Prof P Verkade
Prof J Kiely
Prof R Luxton
No more applications being accepted
Competition Funded PhD Project (European/UK Students Only)
The ability to monitor and influence the physiological state of a cell (population) is of critical importance not just for reproducible results in academia but especially in the pharmaceutical industry. Here, the cell physiological state is directly correlated with the production of biologicals and consequently profitability and quality.
There are multiple ways to measure the cell state but most look at a single parameter. It is much more informative to integrate and correlate different types of data. Correlative Light Electron Microscopy (CLEM) is one of the most powerful imaging technologies combining the advantages of (live) light microscopy (LM) with the nanometer spatial resolution of electron microscopy (EM) into one experiment. Using this technology, key biological questions have been answered .
Cell structures and metabolic activity affect the electrical properties of the cell and by employing a broadband approach to impedance spectroscopy multiple cell properties can be investigated. In general terms, high-frequencies are associated with changes in the cell cytoplasm/internal structures (10-60Mz), middle-frequencies with the cell membrane (2–10MHz) and lower-frequencies with cell size (0.1–2 MHz). We have shown that dose- dependent characteristics of the impedance spectra of cell culture when exposed to a toxic challenge are related to the toxin’s mode of action .
There is a need and drive to extract more than just LM and EM data from a single experiment and to include other types of information, expanding the CLEM field to an approach called Correlative Multimodal Imaging (CMI). In principle the CMI approach would extract any type of information from a single event and correlate and integrate the data.

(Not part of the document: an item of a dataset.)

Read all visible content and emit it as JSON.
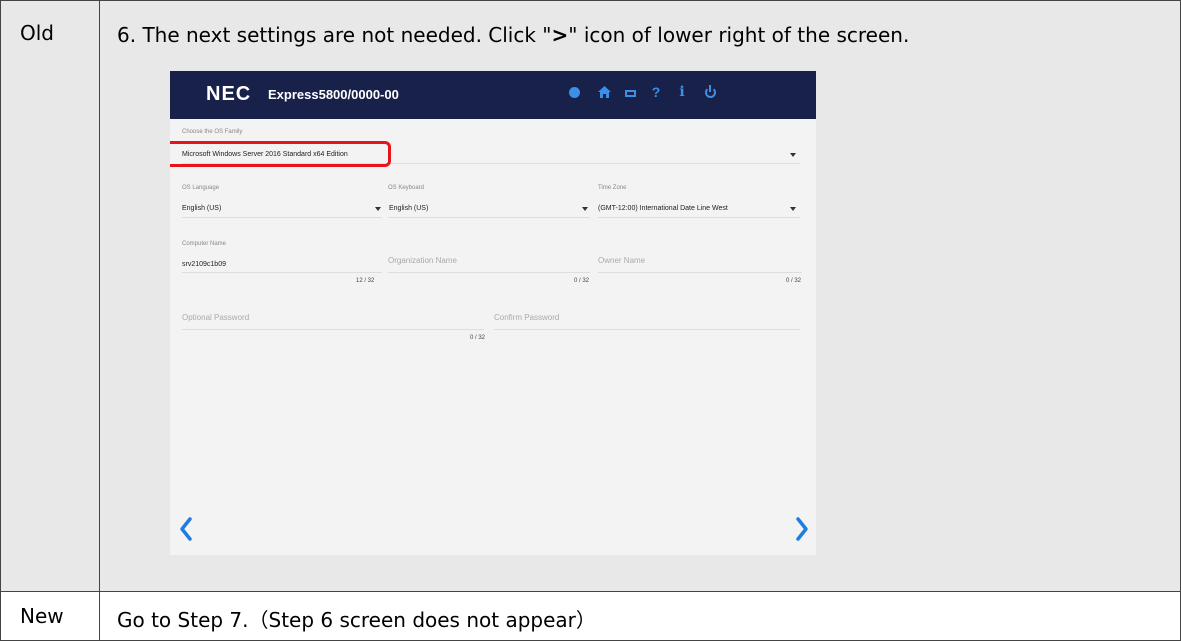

This project enables, for the first time, to understand and correlate morphological and anatomical changes in the cell structure, detected microscopically, to changes in characteristics of an impedance spectrum. Impedance spectroscopy can be employed to monitor cells growing in a bioreactor and by understanding the changes in the impedance spectra related to cell stress will enable the early detection and mitigation of cell stress.
We propose to develop a CMI approach that combines live imaging with impedance measurements in control and stressed (e.g. toxins) conditions in order to better understand the different responses to stressors. We will use live calcium and / or ATP imaging in combination with impedance measurements. Subsequently we will also aim to introduce stress receptor-GFP imaging and EM morphology into this correlative approach to increase the power of the technology.
This project is available under the SWBio DTP programme: Link to SWBio DTP website: https://www.swbio.ac.uk/
Information on eligibility: https://www.swbio.ac.uk/programme/eligibility/
DEADLINE FOR APPLICATIONS: Midnight Monday 2 December 2019
How to apply: https://www.swbio.ac.uk/programme/how-to-apply/
1. Olmos, Y. L. Hodgson, J. Mantell, P. Verkade, and J.G. Carlton (2015). ESCRT-III controls nuclear envelope reformation. Nature, 522: 236–239.
2. AbdDjawad, Y., D. Attwood, J. Kiely and R. Luxton (2019). The application of detrended fluctuation analysis to assess physical characteristics of the human cell line ECV304 following toxic challenges. Sensing and biosensing research, 23,100269.